The closer it gets to the end of the Destin Fishing Rodeo, the harder it gets to break on to the leaderboard.
However, we have had about a half dozen make a break-through in the last couple of days.
Jill Fisher of California got on the leaderboard Wednesday with a 23.8-pound blackfin tuna caught aboard the Huntress with Capt. Mike Graef. Her catch put her in second place for blackfin tuna in the Ladies Division.
The crew aboard the Huntress got into the tuna on Wednesday and they were all about the same size. They had another 23.8-pounder, a 23.4-pounder and a 22.6-pounder.
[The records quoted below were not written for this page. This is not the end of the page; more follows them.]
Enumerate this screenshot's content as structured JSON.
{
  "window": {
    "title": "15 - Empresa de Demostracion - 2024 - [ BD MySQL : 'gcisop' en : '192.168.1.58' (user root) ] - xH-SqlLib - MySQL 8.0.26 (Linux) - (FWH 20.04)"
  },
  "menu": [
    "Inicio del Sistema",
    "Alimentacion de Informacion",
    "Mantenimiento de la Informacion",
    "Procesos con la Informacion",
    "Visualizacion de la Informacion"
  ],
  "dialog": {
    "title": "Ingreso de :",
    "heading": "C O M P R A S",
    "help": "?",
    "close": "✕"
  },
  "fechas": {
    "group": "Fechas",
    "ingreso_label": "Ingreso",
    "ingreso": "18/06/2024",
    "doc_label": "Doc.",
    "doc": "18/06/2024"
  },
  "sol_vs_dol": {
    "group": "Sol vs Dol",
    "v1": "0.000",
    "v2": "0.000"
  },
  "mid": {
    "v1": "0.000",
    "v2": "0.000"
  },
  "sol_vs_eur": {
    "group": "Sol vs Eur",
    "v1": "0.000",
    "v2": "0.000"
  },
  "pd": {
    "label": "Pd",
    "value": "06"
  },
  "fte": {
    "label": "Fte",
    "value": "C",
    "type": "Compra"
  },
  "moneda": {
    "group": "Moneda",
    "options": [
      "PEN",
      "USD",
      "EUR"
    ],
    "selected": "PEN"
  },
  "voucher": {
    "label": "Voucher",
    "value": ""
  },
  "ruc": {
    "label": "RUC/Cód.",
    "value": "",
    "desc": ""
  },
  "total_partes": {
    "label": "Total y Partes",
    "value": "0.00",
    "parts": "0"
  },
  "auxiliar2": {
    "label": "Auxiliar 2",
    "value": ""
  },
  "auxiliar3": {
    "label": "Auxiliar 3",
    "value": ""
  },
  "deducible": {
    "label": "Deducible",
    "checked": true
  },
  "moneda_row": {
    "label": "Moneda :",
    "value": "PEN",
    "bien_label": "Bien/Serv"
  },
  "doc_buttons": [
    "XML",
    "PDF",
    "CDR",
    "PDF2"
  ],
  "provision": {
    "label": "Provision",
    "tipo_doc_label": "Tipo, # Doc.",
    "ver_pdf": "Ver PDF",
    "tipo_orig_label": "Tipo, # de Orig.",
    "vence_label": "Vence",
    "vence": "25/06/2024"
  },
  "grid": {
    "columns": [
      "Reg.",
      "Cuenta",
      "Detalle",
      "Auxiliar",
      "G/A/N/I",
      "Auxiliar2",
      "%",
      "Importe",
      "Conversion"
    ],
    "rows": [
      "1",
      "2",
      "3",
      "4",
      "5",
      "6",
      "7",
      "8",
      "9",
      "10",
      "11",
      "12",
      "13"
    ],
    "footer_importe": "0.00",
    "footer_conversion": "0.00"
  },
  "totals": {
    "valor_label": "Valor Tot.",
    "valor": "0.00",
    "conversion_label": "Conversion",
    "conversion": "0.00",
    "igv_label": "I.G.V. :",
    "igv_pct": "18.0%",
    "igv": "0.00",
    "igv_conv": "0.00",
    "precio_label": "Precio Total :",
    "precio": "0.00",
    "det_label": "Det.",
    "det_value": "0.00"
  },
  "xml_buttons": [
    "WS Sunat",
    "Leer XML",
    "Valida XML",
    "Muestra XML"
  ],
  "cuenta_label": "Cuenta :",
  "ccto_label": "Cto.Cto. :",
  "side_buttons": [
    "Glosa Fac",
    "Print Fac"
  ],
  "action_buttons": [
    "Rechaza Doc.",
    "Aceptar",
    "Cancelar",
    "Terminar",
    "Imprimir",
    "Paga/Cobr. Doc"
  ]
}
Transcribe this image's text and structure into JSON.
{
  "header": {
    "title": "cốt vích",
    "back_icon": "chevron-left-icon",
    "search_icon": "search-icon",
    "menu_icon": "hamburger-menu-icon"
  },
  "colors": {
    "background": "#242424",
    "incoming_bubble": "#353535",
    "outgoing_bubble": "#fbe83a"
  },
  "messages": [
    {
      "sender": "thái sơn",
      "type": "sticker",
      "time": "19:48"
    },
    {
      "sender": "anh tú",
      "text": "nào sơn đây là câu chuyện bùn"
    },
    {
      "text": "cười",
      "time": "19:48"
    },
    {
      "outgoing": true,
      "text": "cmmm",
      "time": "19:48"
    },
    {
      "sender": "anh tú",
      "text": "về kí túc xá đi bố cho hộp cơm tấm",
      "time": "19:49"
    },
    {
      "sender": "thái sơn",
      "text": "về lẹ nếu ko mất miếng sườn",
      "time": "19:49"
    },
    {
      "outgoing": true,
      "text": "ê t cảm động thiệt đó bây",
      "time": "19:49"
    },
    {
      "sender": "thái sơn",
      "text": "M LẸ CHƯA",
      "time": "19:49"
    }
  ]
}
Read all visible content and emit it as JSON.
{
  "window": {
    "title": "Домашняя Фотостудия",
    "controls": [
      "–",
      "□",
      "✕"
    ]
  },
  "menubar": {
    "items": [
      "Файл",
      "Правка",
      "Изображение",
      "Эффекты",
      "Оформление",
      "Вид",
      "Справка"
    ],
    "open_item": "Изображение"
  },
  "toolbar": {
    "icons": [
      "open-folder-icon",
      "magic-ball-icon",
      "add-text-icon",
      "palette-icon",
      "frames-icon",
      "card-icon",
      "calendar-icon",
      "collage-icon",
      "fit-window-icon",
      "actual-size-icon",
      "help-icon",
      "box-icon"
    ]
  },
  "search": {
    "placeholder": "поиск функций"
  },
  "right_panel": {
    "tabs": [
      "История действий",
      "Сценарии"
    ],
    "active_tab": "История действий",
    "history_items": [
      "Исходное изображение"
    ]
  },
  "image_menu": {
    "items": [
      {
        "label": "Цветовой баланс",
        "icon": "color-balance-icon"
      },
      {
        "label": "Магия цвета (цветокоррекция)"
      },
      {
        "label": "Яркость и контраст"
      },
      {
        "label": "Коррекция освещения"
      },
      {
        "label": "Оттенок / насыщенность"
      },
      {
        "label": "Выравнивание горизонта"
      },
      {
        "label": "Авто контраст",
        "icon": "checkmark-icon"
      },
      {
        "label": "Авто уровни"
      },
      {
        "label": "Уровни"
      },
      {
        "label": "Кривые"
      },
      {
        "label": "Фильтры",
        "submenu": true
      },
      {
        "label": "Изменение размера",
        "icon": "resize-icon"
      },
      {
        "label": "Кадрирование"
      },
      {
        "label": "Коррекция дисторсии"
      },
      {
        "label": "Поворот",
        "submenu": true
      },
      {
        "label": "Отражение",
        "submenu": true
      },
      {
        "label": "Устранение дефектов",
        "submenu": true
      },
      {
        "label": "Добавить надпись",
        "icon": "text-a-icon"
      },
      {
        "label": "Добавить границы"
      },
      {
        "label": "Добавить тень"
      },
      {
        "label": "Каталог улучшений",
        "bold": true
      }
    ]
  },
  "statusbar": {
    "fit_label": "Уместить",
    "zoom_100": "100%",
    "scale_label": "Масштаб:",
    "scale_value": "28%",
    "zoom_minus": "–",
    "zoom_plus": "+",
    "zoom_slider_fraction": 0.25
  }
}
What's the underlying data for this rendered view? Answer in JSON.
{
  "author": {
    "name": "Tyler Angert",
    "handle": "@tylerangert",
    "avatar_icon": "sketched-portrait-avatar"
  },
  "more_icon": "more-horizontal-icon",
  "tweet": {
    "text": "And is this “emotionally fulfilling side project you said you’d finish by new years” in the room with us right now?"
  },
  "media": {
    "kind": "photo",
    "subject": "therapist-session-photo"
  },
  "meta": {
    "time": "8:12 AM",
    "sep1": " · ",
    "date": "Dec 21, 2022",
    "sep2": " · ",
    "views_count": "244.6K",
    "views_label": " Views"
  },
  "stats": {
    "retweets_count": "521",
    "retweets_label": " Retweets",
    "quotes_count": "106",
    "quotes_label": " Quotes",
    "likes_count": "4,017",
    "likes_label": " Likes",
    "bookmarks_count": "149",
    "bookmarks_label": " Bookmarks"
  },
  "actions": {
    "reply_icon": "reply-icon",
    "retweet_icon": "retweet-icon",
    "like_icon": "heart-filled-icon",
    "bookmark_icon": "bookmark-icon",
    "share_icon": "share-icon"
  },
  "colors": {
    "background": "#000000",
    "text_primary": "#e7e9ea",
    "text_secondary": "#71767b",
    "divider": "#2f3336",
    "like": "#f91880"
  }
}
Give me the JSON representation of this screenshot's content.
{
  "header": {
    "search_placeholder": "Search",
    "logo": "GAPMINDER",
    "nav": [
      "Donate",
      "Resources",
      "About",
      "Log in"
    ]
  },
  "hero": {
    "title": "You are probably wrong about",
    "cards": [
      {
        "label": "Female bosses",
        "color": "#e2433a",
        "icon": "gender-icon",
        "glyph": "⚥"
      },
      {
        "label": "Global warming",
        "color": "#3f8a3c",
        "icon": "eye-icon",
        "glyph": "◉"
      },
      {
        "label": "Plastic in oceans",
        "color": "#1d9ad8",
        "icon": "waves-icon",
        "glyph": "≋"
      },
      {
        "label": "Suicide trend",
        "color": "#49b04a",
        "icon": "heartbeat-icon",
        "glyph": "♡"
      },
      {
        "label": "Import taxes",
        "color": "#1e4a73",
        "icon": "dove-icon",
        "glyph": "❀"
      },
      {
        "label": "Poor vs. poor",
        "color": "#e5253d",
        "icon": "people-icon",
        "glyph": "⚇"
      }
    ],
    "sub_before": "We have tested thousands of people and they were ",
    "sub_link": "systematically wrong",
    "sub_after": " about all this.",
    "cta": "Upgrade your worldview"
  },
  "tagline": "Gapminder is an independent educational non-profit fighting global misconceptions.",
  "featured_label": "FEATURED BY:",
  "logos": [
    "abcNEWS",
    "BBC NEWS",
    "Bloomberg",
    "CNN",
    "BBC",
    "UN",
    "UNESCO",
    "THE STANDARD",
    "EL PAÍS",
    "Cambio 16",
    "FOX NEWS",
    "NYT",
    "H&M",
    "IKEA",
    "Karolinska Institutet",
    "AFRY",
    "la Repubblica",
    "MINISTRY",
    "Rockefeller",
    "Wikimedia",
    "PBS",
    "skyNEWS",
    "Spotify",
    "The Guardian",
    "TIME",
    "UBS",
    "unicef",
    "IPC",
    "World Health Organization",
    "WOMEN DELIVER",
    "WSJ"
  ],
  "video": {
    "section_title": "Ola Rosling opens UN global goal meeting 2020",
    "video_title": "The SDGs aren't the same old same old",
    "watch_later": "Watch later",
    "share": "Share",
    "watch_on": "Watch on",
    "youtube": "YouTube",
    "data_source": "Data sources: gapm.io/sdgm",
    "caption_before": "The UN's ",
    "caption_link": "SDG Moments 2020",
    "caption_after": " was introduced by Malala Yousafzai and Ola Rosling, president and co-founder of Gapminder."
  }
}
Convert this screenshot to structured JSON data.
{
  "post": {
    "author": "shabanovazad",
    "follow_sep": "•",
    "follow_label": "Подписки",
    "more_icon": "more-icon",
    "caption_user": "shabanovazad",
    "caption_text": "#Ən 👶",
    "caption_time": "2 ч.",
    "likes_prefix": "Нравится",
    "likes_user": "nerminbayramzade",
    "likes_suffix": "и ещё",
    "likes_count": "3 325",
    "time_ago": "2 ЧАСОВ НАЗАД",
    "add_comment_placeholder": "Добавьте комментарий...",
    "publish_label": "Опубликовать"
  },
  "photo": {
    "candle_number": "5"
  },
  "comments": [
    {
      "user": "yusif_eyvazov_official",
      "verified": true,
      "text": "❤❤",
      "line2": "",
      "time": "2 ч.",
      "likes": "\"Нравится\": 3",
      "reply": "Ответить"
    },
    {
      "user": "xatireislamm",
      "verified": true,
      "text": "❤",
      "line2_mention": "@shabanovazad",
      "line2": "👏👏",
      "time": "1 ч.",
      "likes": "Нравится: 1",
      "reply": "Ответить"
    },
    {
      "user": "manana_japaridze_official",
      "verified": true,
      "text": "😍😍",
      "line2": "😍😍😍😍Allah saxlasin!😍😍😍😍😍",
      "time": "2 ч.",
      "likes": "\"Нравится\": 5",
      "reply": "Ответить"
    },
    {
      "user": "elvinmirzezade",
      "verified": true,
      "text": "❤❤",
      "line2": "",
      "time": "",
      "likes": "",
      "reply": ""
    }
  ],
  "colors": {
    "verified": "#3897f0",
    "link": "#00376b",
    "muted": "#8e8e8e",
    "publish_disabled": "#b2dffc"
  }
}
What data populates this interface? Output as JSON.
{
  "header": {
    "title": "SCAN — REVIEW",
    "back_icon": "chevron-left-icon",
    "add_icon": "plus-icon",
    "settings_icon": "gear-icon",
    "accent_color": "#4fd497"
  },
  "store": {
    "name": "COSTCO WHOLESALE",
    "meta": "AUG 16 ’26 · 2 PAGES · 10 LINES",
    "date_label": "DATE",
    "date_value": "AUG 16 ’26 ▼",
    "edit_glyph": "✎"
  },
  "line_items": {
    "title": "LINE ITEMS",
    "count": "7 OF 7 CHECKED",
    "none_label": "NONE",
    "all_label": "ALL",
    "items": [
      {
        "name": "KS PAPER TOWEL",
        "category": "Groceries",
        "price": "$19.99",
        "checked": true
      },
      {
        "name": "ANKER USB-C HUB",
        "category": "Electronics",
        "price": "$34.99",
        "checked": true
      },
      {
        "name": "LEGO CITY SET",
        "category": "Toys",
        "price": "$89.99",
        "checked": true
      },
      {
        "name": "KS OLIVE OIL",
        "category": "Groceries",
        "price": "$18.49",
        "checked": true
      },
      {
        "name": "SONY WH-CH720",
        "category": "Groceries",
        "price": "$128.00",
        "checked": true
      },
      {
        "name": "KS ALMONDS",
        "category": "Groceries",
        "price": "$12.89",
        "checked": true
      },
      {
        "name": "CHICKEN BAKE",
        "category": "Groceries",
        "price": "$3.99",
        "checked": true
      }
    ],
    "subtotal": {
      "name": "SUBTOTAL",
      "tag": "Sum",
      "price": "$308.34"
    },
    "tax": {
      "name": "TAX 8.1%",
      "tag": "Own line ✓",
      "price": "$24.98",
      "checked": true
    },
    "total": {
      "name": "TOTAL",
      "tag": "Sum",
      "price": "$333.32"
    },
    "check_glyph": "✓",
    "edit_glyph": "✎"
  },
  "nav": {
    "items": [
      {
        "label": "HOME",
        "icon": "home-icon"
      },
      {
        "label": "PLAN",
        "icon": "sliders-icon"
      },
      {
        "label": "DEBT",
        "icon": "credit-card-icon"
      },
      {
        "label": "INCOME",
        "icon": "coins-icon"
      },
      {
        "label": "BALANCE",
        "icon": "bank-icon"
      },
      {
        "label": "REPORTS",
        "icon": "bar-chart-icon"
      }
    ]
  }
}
Not a bad haul, but the lady reeled in the winner.
Thursday was the day that saw five fish make it onto the big leaderboard.
The first to make it on the board was a 22.4-pound blackfin tuna caught by Tim Tarpley of Crestview aboard the Intracoastal Experience with Capt. L.W. Burroughs. Tarpley’s catch was the exact same weight as the blackfin caught by Gavin Grant on the Dawn Patrol Too on Day 4 of the rodeo. And when there is a tie, the first in stays No. 1 and the other moves into second. So Tarpley is holding down second place in the 25-foot and under charter boat division.
Not done yet, Tarpley also pulled in a 6-pound bonito for a second place spot in the bonito category. The leader in the bonito category is an 8.8-pounder caught by Ricky Rickard about a week ago.
A little before 4 o’clock the Lady Em with Capt. Mike Eller at the helm backed in from a two-day trip. They had tubs and tubs of fish.
The big fish on that boat was a 38-pound dolphin pulled in by Cliff Burton of Georgia.
Capt. Eller said they were fishing 154 miles out in about 5,000-feet of water.
“We were trolling lures past the rig, then as soon as we got to it, we got that fish,” Eller said.
The dolphin is holding down a top spot in the Extended Voyage Division.
Geoff Dreyer of Pennsylvania, also aboard the Lady Em, got on the board with a 14.4-pound scamp.
The last fish of the day to make it onto the leaderboard was a walk up from the One of a Kind. Danny Fugate of Nashville came walking up about 6 o’clock with a 13.4-pound bonito for a first place slot in the Offshore Division.
A lot of the time, a 12– to 14-pound bonito or a 3- to 4-pound mingo doesn’t get a big reaction from the crowd like a 60-pound grouper, but they are still big for their particular species — and deserving of a spot on the leaderboard.
There are still a few days left to try and break on to that big board, so hop on a boat and drop a line. The scales will be open from 10 a.m. until 7 p.m. daily through Oct. 31 behind AJ’s Seafood and Oyster Bar.
See you there.